### Items from an interface collection
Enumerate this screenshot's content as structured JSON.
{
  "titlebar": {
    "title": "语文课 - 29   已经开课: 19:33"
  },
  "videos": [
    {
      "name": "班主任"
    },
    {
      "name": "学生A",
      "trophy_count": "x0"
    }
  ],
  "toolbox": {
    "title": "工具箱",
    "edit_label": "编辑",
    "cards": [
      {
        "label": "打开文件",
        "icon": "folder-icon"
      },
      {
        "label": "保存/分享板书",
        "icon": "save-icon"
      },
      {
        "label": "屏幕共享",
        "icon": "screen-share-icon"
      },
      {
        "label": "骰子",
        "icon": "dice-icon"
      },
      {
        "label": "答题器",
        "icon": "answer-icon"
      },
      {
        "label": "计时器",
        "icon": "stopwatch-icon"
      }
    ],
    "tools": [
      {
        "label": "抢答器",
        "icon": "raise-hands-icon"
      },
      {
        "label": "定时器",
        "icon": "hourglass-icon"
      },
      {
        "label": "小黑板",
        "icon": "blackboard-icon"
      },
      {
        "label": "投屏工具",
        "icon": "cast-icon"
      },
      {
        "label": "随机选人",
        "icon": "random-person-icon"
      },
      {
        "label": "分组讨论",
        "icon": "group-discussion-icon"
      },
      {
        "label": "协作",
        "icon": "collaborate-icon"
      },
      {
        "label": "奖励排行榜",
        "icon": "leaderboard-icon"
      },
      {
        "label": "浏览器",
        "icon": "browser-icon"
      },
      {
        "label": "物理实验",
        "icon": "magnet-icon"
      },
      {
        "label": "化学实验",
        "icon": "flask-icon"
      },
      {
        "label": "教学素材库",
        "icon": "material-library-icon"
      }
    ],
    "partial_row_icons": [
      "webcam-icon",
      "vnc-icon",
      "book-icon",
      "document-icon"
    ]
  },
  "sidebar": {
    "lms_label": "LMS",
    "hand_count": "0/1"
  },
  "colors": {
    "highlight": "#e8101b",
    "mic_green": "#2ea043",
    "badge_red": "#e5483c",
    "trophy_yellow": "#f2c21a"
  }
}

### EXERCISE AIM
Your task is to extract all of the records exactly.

### SOLUTION BELOW
Enumerate this screenshot's content as structured JSON.
{
  "titlebar": {
    "title": "语文课 - 29   已经开课: 19:33"
  },
  "videos": [
    {
      "name": "班主任"
    },
    {
      "name": "学生A",
      "trophy_count": "x0"
    }
  ],
  "toolbox": {
    "title": "工具箱",
    "edit_label": "编辑",
    "cards": [
      {
        "label": "打开文件",
        "icon": "folder-icon"
      },
      {
        "label": "保存/分享板书",
        "icon": "save-icon"
      },
      {
        "label": "屏幕共享",
        "icon": "screen-share-icon"
      },
      {
        "label": "骰子",
        "icon": "dice-icon"
      },
      {
        "label": "答题器",
        "icon": "answer-icon"
      },
      {
        "label": "计时器",
        "icon": "stopwatch-icon"
      }
    ],
    "tools": [
      {
        "label": "抢答器",
        "icon": "raise-hands-icon"
      },
      {
        "label": "定时器",
        "icon": "hourglass-icon"
      },
      {
        "label": "小黑板",
        "icon": "blackboard-icon"
      },
      {
        "label": "投屏工具",
        "icon": "cast-icon"
      },
      {
        "label": "随机选人",
        "icon": "random-person-icon"
      },
      {
        "label": "分组讨论",
        "icon": "group-discussion-icon"
      },
      {
        "label": "协作",
        "icon": "collaborate-icon"
      },
      {
        "label": "奖励排行榜",
        "icon": "leaderboard-icon"
      },
      {
        "label": "浏览器",
        "icon": "browser-icon"
      },
      {
        "label": "物理实验",
        "icon": "magnet-icon"
      },
      {
        "label": "化学实验",
        "icon": "flask-icon"
      },
      {
        "label": "教学素材库",
        "icon": "material-library-icon"
      }
    ],
    "partial_row_icons": [
      "webcam-icon",
      "vnc-icon",
      "book-icon",
      "document-icon"
    ]
  },
  "sidebar": {
    "lms_label": "LMS",
    "hand_count": "0/1"
  },
  "colors": {
    "highlight": "#e8101b",
    "mic_green": "#2ea043",
    "badge_red": "#e5483c",
    "trophy_yellow": "#f2c21a"
  }
}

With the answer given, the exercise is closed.